5 Practical Tips To Improve Your Essay Draft Writing
Many students struggle with creating a draft for their assignments, as it is often considered “a waste of time” or “extra work”. However, what many people don’t realise is that this stage of your essay-writing will save you a lot of time in the long run and gain you extra marks. A draft serves as a blueprint for your essay, meaning that the majority of the work will be completed by time you have finished it. Here are 5 useful tips to make it easier for you to create a draft for your next essay:
- 1. Think about the format of your assignment
- 2. Do the majority of your research
- 3. Start transferring general ideas and information to paper
- 4. Complete a rough version of your introduction and conclusion
- 5. Review your draft and make any necessary alterations
The layout of your work will depend on the type of essay you have been given. Has your teacher specified which paragraphs should be included or how many sections you should divide the document into? If not, look online or speak to a classmate to see what the standard format is for your assignment. If your teacher has not given you a topic, you should also use this time to consider what it is you would like to write about, ensuring that it is within the guidelines you have been given.
You are now ready to start researching your chosen topic. Begin with the background and more general information for your topic, before moving on to the more specific details and statistics. It is a good idea to pre-order books from the library (if this is possible) to ensure that you have enough research material; otherwise, start your search online and this will soon lead you to useful sources.
At this point, you can start noting down relevant details within the sections you created when you started your draft. Write down page numbers and important chapters of articles you have read, as this will save you lots of time when it comes to writing your final version and reference page! You can also include statistics and interesting information that you have come across – just write it down on a separate page if you are unsure where it will fit in at the moment.
Now that you have a good idea about the aims and general direction of your assignment, you are in a position to be able to write your introduction and conclusion. You may choose to write the introduction at an earlier stage, but many people end up going back to it to change details based on their research. Remember, this is only a rough version of the two paragraphs, so don’t worry if you feel they are not 100% complete yet.
The final stage of creating your draft is to review what you have noted down and look for gaps or irrelevant details in each section. Don’t worry if some parts seem incomplete; it is actually a good thing for you to notice this as you will avoid having to do extra research the day before the submission date! Move paragraphs and sentences around if you think they will sit better in a different place – the more time and effort you put in now, the less you will have to put in when creating your final version.

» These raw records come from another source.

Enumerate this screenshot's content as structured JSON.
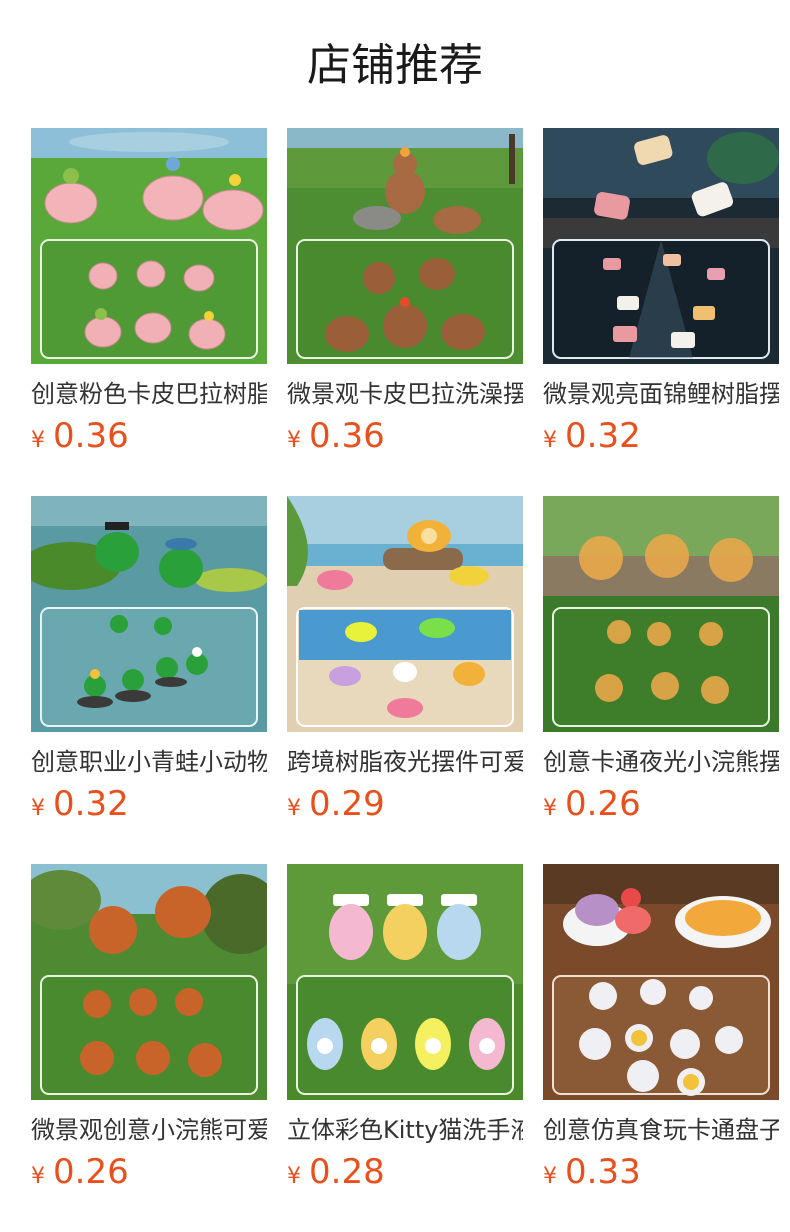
{
  "section_title": "店铺推荐",
  "currency_symbol": "¥",
  "products": [
    {
      "name": "创意粉色卡皮巴拉树脂摆件",
      "price": "0.36",
      "image": "pink-capybara-figurines"
    },
    {
      "name": "微景观卡皮巴拉洗澡摆件",
      "price": "0.36",
      "image": "brown-capybara-figurines"
    },
    {
      "name": "微景观亮面锦鲤树脂摆件",
      "price": "0.32",
      "image": "koi-fish-figurines"
    },
    {
      "name": "创意职业小青蛙小动物摆件",
      "price": "0.32",
      "image": "green-frog-figurines"
    },
    {
      "name": "跨境树脂夜光摆件可爱",
      "price": "0.29",
      "image": "beach-float-figurines"
    },
    {
      "name": "创意卡通夜光小浣熊摆件",
      "price": "0.26",
      "image": "glow-raccoon-figurines"
    },
    {
      "name": "微景观创意小浣熊可爱摆件",
      "price": "0.26",
      "image": "red-panda-figurines"
    },
    {
      "name": "立体彩色Kitty猫洗手液摆件",
      "price": "0.28",
      "image": "kitty-bottle-figurines"
    },
    {
      "name": "创意仿真食玩卡通盘子摆件",
      "price": "0.33",
      "image": "food-plate-figurines"
    }
  ],
  "colors": {
    "price": "#e8501d",
    "text": "#333333",
    "title": "#1a1a1a"
  }
}
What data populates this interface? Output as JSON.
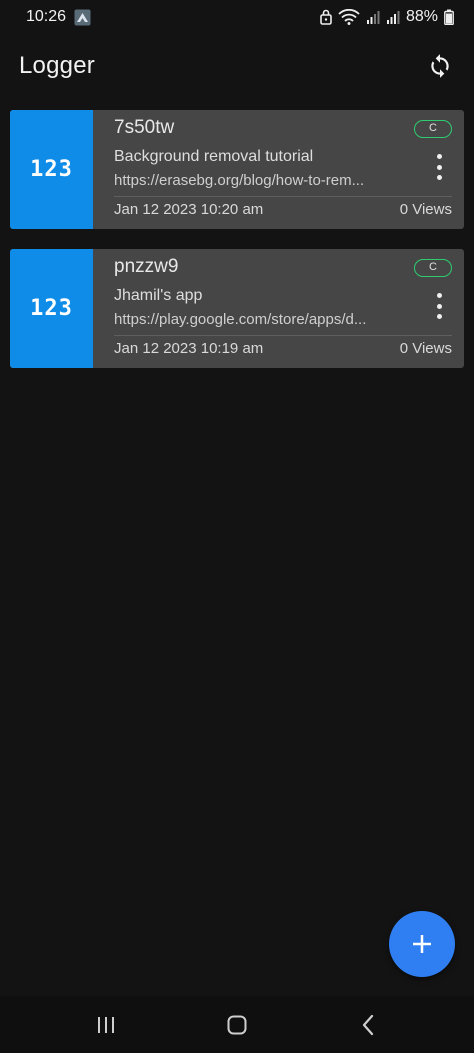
{
  "status_bar": {
    "time": "10:26",
    "battery": "88%",
    "icons": [
      "app-notification-icon",
      "lock-icon",
      "wifi-icon",
      "signal-icon",
      "signal-icon",
      "battery-icon"
    ]
  },
  "app_bar": {
    "title": "Logger",
    "sync_icon": "sync-icon"
  },
  "links": [
    {
      "badge": "123",
      "code": "7s50tw",
      "title": "Background removal tutorial",
      "url": "https://erasebg.org/blog/how-to-rem...",
      "date": "Jan 12 2023 10:20 am",
      "views": "0 Views",
      "chip": "C"
    },
    {
      "badge": "123",
      "code": "pnzzw9",
      "title": "Jhamil's app",
      "url": "https://play.google.com/store/apps/d...",
      "date": "Jan 12 2023 10:19 am",
      "views": "0 Views",
      "chip": "C"
    }
  ],
  "fab": {
    "icon": "plus-icon"
  },
  "nav_bar": {
    "icons": [
      "recents-icon",
      "home-icon",
      "back-icon"
    ]
  },
  "colors": {
    "background": "#131313",
    "card": "#464646",
    "badge": "#0e8ce8",
    "chip_border": "#2ecc71",
    "fab": "#2f7ff2"
  }
}
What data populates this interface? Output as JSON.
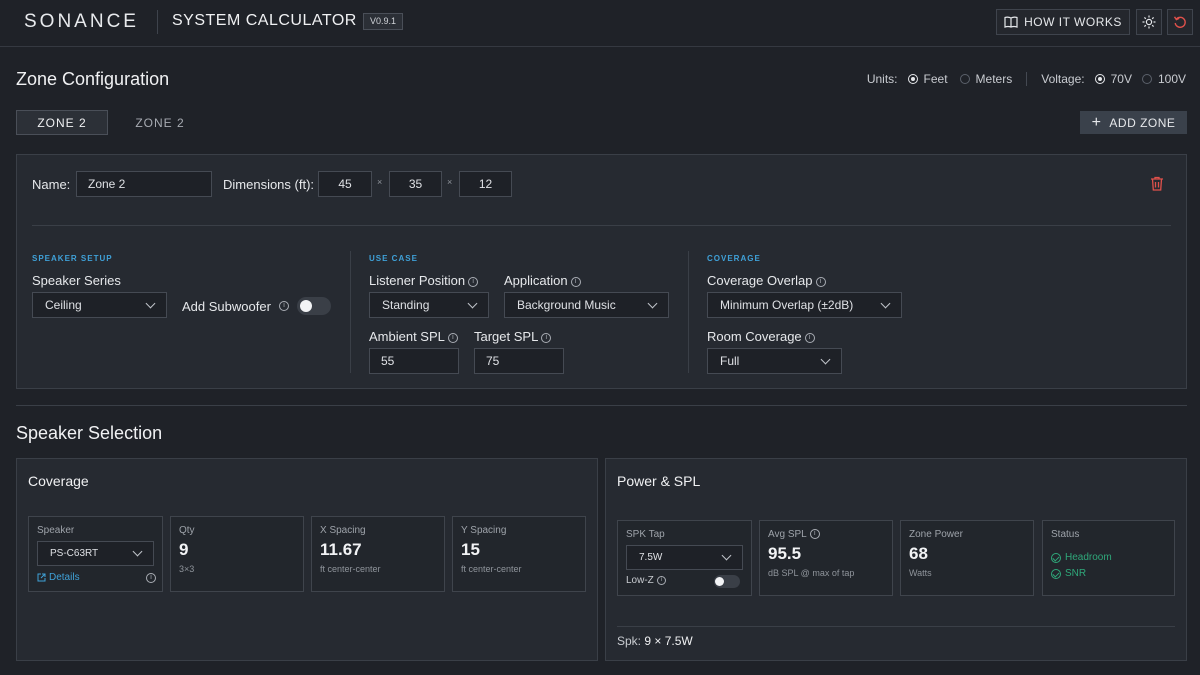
{
  "header": {
    "brand": "SONANCE",
    "title": "SYSTEM CALCULATOR",
    "version": "V0.9.1",
    "how_it_works": "HOW IT WORKS"
  },
  "zone_config": {
    "title": "Zone Configuration",
    "units_label": "Units:",
    "units": [
      {
        "label": "Feet",
        "selected": true
      },
      {
        "label": "Meters",
        "selected": false
      }
    ],
    "voltage_label": "Voltage:",
    "voltages": [
      {
        "label": "70V",
        "selected": true
      },
      {
        "label": "100V",
        "selected": false
      }
    ],
    "tabs": [
      {
        "label": "ZONE 2",
        "active": true
      },
      {
        "label": "ZONE 2",
        "active": false
      }
    ],
    "add_zone": "ADD ZONE",
    "name_label": "Name:",
    "name_value": "Zone 2",
    "dimensions_label": "Dimensions (ft):",
    "dimensions": [
      "45",
      "35",
      "12"
    ],
    "dim_sep": "×",
    "speaker_setup": {
      "title": "SPEAKER SETUP",
      "series_label": "Speaker Series",
      "series_value": "Ceiling",
      "subwoofer_label": "Add Subwoofer",
      "subwoofer_on": false
    },
    "use_case": {
      "title": "USE CASE",
      "listener_label": "Listener Position",
      "listener_value": "Standing",
      "application_label": "Application",
      "application_value": "Background Music",
      "ambient_label": "Ambient SPL",
      "ambient_value": "55",
      "target_label": "Target SPL",
      "target_value": "75"
    },
    "coverage": {
      "title": "COVERAGE",
      "overlap_label": "Coverage Overlap",
      "overlap_value": "Minimum Overlap (±2dB)",
      "room_label": "Room Coverage",
      "room_value": "Full"
    }
  },
  "speaker_selection": {
    "title": "Speaker Selection",
    "coverage_card": {
      "title": "Coverage",
      "speaker_label": "Speaker",
      "speaker_value": "PS-C63RT",
      "details_link": "Details",
      "qty_label": "Qty",
      "qty_value": "9",
      "qty_sub": "3×3",
      "x_label": "X Spacing",
      "x_value": "11.67",
      "x_sub": "ft center-center",
      "y_label": "Y Spacing",
      "y_value": "15",
      "y_sub": "ft center-center"
    },
    "power_card": {
      "title": "Power & SPL",
      "tap_label": "SPK Tap",
      "tap_value": "7.5W",
      "lowz_label": "Low-Z",
      "avg_label": "Avg SPL",
      "avg_value": "95.5",
      "avg_sub": "dB SPL @ max of tap",
      "zone_power_label": "Zone Power",
      "zone_power_value": "68",
      "zone_power_sub": "Watts",
      "status_label": "Status",
      "status_items": [
        "Headroom",
        "SNR"
      ],
      "spk_summary_label": "Spk:",
      "spk_summary_value": "9 × 7.5W"
    }
  },
  "colors": {
    "accent": "#3fa1d8",
    "ok": "#2fa87a",
    "danger": "#e0514b"
  }
}
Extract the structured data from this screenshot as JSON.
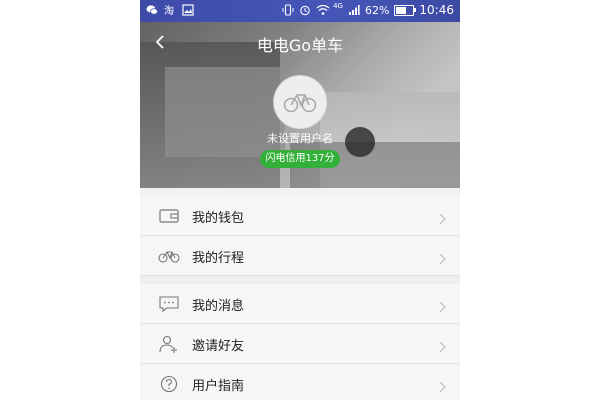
{
  "statusbar": {
    "battery_percent": "62%",
    "battery_level": 0.62,
    "network": "4G",
    "time": "10:46"
  },
  "header": {
    "title": "电电Go单车"
  },
  "profile": {
    "username": "未设置用户名",
    "credit": "闪电信用137分"
  },
  "menu": {
    "items": [
      {
        "label": "我的钱包",
        "icon": "wallet-icon"
      },
      {
        "label": "我的行程",
        "icon": "bicycle-icon"
      },
      {
        "label": "我的消息",
        "icon": "message-icon"
      },
      {
        "label": "邀请好友",
        "icon": "add-user-icon"
      },
      {
        "label": "用户指南",
        "icon": "question-icon"
      }
    ]
  },
  "colors": {
    "statusbar": "#3d4aa8",
    "credit_badge": "#33b03a",
    "menu_bg": "#f6f6f6"
  }
}
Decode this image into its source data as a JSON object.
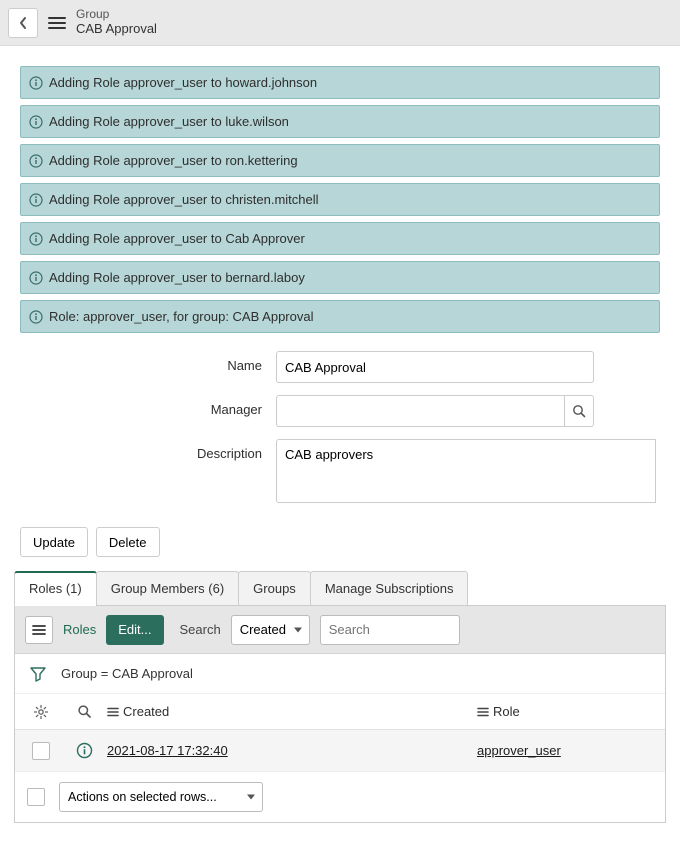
{
  "header": {
    "type_label": "Group",
    "record_name": "CAB Approval"
  },
  "notices": [
    "Adding Role approver_user to howard.johnson",
    "Adding Role approver_user to luke.wilson",
    "Adding Role approver_user to ron.kettering",
    "Adding Role approver_user to christen.mitchell",
    "Adding Role approver_user to Cab Approver",
    "Adding Role approver_user to bernard.laboy",
    "Role: approver_user, for group: CAB Approval"
  ],
  "form": {
    "labels": {
      "name": "Name",
      "manager": "Manager",
      "description": "Description"
    },
    "values": {
      "name": "CAB Approval",
      "manager": "",
      "description": "CAB approvers"
    }
  },
  "actions": {
    "update": "Update",
    "delete": "Delete"
  },
  "tabs": {
    "items": [
      {
        "label": "Roles (1)",
        "active": true
      },
      {
        "label": "Group Members (6)",
        "active": false
      },
      {
        "label": "Groups",
        "active": false
      },
      {
        "label": "Manage Subscriptions",
        "active": false
      }
    ]
  },
  "list": {
    "title": "Roles",
    "edit_btn": "Edit...",
    "search_label": "Search",
    "search_field_selected": "Created",
    "search_placeholder": "Search",
    "filter_text": "Group = CAB Approval",
    "columns": {
      "created": "Created",
      "role": "Role"
    },
    "rows": [
      {
        "created": "2021-08-17 17:32:40",
        "role": "approver_user"
      }
    ],
    "footer_action_placeholder": "Actions on selected rows..."
  }
}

Once you have completed your draft, it is a good idea to put it aside for a day or two before writing your assignment. This will allow you to see it with fresh eyes and include/remove information as you see suitable. Many people write their essays in half the time if they have a high-quality draft to work with, so you won’t regret the time you put into it – we promise!